• **What is required**
Set each line of the records down again exactly, please.

Data extracts Block Start

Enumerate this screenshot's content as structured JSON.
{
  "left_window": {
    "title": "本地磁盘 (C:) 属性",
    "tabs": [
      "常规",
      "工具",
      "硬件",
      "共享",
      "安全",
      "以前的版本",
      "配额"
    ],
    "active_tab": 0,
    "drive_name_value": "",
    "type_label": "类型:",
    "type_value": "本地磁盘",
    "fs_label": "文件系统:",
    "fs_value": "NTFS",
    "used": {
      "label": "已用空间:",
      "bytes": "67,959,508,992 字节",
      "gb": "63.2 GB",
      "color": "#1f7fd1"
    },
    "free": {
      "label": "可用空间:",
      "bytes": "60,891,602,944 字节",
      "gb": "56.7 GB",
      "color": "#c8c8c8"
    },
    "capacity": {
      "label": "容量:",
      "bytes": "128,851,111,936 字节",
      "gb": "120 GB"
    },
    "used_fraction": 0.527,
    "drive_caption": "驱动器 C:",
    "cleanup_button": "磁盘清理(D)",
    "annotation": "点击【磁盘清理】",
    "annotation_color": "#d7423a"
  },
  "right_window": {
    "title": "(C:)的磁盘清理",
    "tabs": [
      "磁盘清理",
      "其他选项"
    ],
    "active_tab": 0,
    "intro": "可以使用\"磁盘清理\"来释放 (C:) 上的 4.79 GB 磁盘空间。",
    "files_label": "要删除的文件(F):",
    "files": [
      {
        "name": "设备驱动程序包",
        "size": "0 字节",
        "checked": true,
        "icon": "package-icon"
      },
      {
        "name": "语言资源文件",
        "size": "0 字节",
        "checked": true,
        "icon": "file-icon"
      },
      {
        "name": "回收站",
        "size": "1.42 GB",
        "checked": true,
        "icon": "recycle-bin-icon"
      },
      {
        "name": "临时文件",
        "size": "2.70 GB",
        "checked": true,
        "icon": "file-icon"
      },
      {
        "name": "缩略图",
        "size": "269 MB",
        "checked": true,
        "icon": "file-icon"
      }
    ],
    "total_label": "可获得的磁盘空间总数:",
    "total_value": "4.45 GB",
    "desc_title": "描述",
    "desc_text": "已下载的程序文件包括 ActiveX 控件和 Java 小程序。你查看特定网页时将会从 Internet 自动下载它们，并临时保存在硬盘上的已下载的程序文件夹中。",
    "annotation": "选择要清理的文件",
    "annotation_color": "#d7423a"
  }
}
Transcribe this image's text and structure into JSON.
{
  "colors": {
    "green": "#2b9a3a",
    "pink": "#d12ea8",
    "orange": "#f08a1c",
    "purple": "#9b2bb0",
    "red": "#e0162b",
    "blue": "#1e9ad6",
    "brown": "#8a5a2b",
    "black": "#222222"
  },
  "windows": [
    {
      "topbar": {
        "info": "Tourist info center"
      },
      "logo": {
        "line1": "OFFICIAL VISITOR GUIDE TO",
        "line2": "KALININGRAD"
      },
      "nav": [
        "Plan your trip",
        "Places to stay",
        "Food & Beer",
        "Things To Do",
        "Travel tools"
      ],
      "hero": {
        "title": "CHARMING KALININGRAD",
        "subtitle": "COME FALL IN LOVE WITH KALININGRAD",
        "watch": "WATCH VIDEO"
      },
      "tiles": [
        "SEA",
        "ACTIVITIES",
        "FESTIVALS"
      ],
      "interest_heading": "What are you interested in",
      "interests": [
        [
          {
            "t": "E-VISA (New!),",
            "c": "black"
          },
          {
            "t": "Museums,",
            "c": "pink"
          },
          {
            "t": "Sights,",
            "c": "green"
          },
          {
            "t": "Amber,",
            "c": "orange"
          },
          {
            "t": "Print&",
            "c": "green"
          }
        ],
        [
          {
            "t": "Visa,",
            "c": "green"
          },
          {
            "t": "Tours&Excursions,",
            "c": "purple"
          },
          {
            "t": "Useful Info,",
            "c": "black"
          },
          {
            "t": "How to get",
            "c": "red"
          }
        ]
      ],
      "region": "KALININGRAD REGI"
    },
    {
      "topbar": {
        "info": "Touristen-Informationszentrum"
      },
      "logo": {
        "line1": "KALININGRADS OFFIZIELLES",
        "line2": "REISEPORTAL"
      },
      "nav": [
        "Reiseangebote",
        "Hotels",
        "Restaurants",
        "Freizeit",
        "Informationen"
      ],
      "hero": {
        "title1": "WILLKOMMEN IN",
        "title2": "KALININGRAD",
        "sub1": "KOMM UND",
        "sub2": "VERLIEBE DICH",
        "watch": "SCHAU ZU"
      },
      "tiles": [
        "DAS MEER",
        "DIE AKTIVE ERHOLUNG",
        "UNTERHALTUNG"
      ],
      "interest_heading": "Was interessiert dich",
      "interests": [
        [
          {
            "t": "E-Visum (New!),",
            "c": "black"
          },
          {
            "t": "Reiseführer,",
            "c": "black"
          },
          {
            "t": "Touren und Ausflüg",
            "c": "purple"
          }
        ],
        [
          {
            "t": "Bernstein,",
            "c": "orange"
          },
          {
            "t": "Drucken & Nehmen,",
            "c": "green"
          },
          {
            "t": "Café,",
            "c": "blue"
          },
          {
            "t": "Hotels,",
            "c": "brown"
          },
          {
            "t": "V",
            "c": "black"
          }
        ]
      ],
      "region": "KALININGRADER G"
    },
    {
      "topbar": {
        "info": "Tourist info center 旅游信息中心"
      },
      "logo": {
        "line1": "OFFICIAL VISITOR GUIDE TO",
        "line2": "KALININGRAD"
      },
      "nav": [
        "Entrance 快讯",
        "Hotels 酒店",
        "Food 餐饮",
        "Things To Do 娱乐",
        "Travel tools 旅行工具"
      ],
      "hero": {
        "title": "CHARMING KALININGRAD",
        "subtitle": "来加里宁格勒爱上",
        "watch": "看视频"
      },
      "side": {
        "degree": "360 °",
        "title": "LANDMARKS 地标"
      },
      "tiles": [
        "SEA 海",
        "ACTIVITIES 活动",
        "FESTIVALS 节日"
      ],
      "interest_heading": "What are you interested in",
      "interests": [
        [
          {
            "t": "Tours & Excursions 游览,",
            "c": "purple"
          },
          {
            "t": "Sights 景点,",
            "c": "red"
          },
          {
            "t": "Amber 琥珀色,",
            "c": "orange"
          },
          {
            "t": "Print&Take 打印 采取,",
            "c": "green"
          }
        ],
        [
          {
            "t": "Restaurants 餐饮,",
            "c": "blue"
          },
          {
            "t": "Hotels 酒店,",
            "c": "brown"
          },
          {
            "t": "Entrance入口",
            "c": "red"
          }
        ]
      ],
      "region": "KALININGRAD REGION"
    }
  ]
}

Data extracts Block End

• **Task result**
Enumerate this screenshot's content as structured JSON.
{
  "left_window": {
    "title": "本地磁盘 (C:) 属性",
    "tabs": [
      "常规",
      "工具",
      "硬件",
      "共享",
      "安全",
      "以前的版本",
      "配额"
    ],
    "active_tab": 0,
    "drive_name_value": "",
    "type_label": "类型:",
    "type_value": "本地磁盘",
    "fs_label": "文件系统:",
    "fs_value": "NTFS",
    "used": {
      "label": "已用空间:",
      "bytes": "67,959,508,992 字节",
      "gb": "63.2 GB",
      "color": "#1f7fd1"
    },
    "free": {
      "label": "可用空间:",
      "bytes": "60,891,602,944 字节",
      "gb": "56.7 GB",
      "color": "#c8c8c8"
    },
    "capacity": {
      "label": "容量:",
      "bytes": "128,851,111,936 字节",
      "gb": "120 GB"
    },
    "used_fraction": 0.527,
    "drive_caption": "驱动器 C:",
    "cleanup_button": "磁盘清理(D)",
    "annotation": "点击【磁盘清理】",
    "annotation_color": "#d7423a"
  },
  "right_window": {
    "title": "(C:)的磁盘清理",
    "tabs": [
      "磁盘清理",
      "其他选项"
    ],
    "active_tab": 0,
    "intro": "可以使用\"磁盘清理\"来释放 (C:) 上的 4.79 GB 磁盘空间。",
    "files_label": "要删除的文件(F):",
    "files": [
      {
        "name": "设备驱动程序包",
        "size": "0 字节",
        "checked": true,
        "icon": "package-icon"
      },
      {
        "name": "语言资源文件",
        "size": "0 字节",
        "checked": true,
        "icon": "file-icon"
      },
      {
        "name": "回收站",
        "size": "1.42 GB",
        "checked": true,
        "icon": "recycle-bin-icon"
      },
      {
        "name": "临时文件",
        "size": "2.70 GB",
        "checked": true,
        "icon": "file-icon"
      },
      {
        "name": "缩略图",
        "size": "269 MB",
        "checked": true,
        "icon": "file-icon"
      }
    ],
    "total_label": "可获得的磁盘空间总数:",
    "total_value": "4.45 GB",
    "desc_title": "描述",
    "desc_text": "已下载的程序文件包括 ActiveX 控件和 Java 小程序。你查看特定网页时将会从 Internet 自动下载它们，并临时保存在硬盘上的已下载的程序文件夹中。",
    "annotation": "选择要清理的文件",
    "annotation_color": "#d7423a"
  }
}
Transcribe this image's text and structure into JSON.
{
  "colors": {
    "green": "#2b9a3a",
    "pink": "#d12ea8",
    "orange": "#f08a1c",
    "purple": "#9b2bb0",
    "red": "#e0162b",
    "blue": "#1e9ad6",
    "brown": "#8a5a2b",
    "black": "#222222"
  },
  "windows": [
    {
      "topbar": {
        "info": "Tourist info center"
      },
      "logo": {
        "line1": "OFFICIAL VISITOR GUIDE TO",
        "line2": "KALININGRAD"
      },
      "nav": [
        "Plan your trip",
        "Places to stay",
        "Food & Beer",
        "Things To Do",
        "Travel tools"
      ],
      "hero": {
        "title": "CHARMING KALININGRAD",
        "subtitle": "COME FALL IN LOVE WITH KALININGRAD",
        "watch": "WATCH VIDEO"
      },
      "tiles": [
        "SEA",
        "ACTIVITIES",
        "FESTIVALS"
      ],
      "interest_heading": "What are you interested in",
      "interests": [
        [
          {
            "t": "E-VISA (New!),",
            "c": "black"
          },
          {
            "t": "Museums,",
            "c": "pink"
          },
          {
            "t": "Sights,",
            "c": "green"
          },
          {
            "t": "Amber,",
            "c": "orange"
          },
          {
            "t": "Print&",
            "c": "green"
          }
        ],
        [
          {
            "t": "Visa,",
            "c": "green"
          },
          {
            "t": "Tours&Excursions,",
            "c": "purple"
          },
          {
            "t": "Useful Info,",
            "c": "black"
          },
          {
            "t": "How to get",
            "c": "red"
          }
        ]
      ],
      "region": "KALININGRAD REGI"
    },
    {
      "topbar": {
        "info": "Touristen-Informationszentrum"
      },
      "logo": {
        "line1": "KALININGRADS OFFIZIELLES",
        "line2": "REISEPORTAL"
      },
      "nav": [
        "Reiseangebote",
        "Hotels",
        "Restaurants",
        "Freizeit",
        "Informationen"
      ],
      "hero": {
        "title1": "WILLKOMMEN IN",
        "title2": "KALININGRAD",
        "sub1": "KOMM UND",
        "sub2": "VERLIEBE DICH",
        "watch": "SCHAU ZU"
      },
      "tiles": [
        "DAS MEER",
        "DIE AKTIVE ERHOLUNG",
        "UNTERHALTUNG"
      ],
      "interest_heading": "Was interessiert dich",
      "interests": [
        [
          {
            "t": "E-Visum (New!),",
            "c": "black"
          },
          {
            "t": "Reiseführer,",
            "c": "black"
          },
          {
            "t": "Touren und Ausflüg",
            "c": "purple"
          }
        ],
        [
          {
            "t": "Bernstein,",
            "c": "orange"
          },
          {
            "t": "Drucken & Nehmen,",
            "c": "green"
          },
          {
            "t": "Café,",
            "c": "blue"
          },
          {
            "t": "Hotels,",
            "c": "brown"
          },
          {
            "t": "V",
            "c": "black"
          }
        ]
      ],
      "region": "KALININGRADER G"
    },
    {
      "topbar": {
        "info": "Tourist info center 旅游信息中心"
      },
      "logo": {
        "line1": "OFFICIAL VISITOR GUIDE TO",
        "line2": "KALININGRAD"
      },
      "nav": [
        "Entrance 快讯",
        "Hotels 酒店",
        "Food 餐饮",
        "Things To Do 娱乐",
        "Travel tools 旅行工具"
      ],
      "hero": {
        "title": "CHARMING KALININGRAD",
        "subtitle": "来加里宁格勒爱上",
        "watch": "看视频"
      },
      "side": {
        "degree": "360 °",
        "title": "LANDMARKS 地标"
      },
      "tiles": [
        "SEA 海",
        "ACTIVITIES 活动",
        "FESTIVALS 节日"
      ],
      "interest_heading": "What are you interested in",
      "interests": [
        [
          {
            "t": "Tours & Excursions 游览,",
            "c": "purple"
          },
          {
            "t": "Sights 景点,",
            "c": "red"
          },
          {
            "t": "Amber 琥珀色,",
            "c": "orange"
          },
          {
            "t": "Print&Take 打印 采取,",
            "c": "green"
          }
        ],
        [
          {
            "t": "Restaurants 餐饮,",
            "c": "blue"
          },
          {
            "t": "Hotels 酒店,",
            "c": "brown"
          },
          {
            "t": "Entrance入口",
            "c": "red"
          }
        ]
      ],
      "region": "KALININGRAD REGION"
    }
  ]
}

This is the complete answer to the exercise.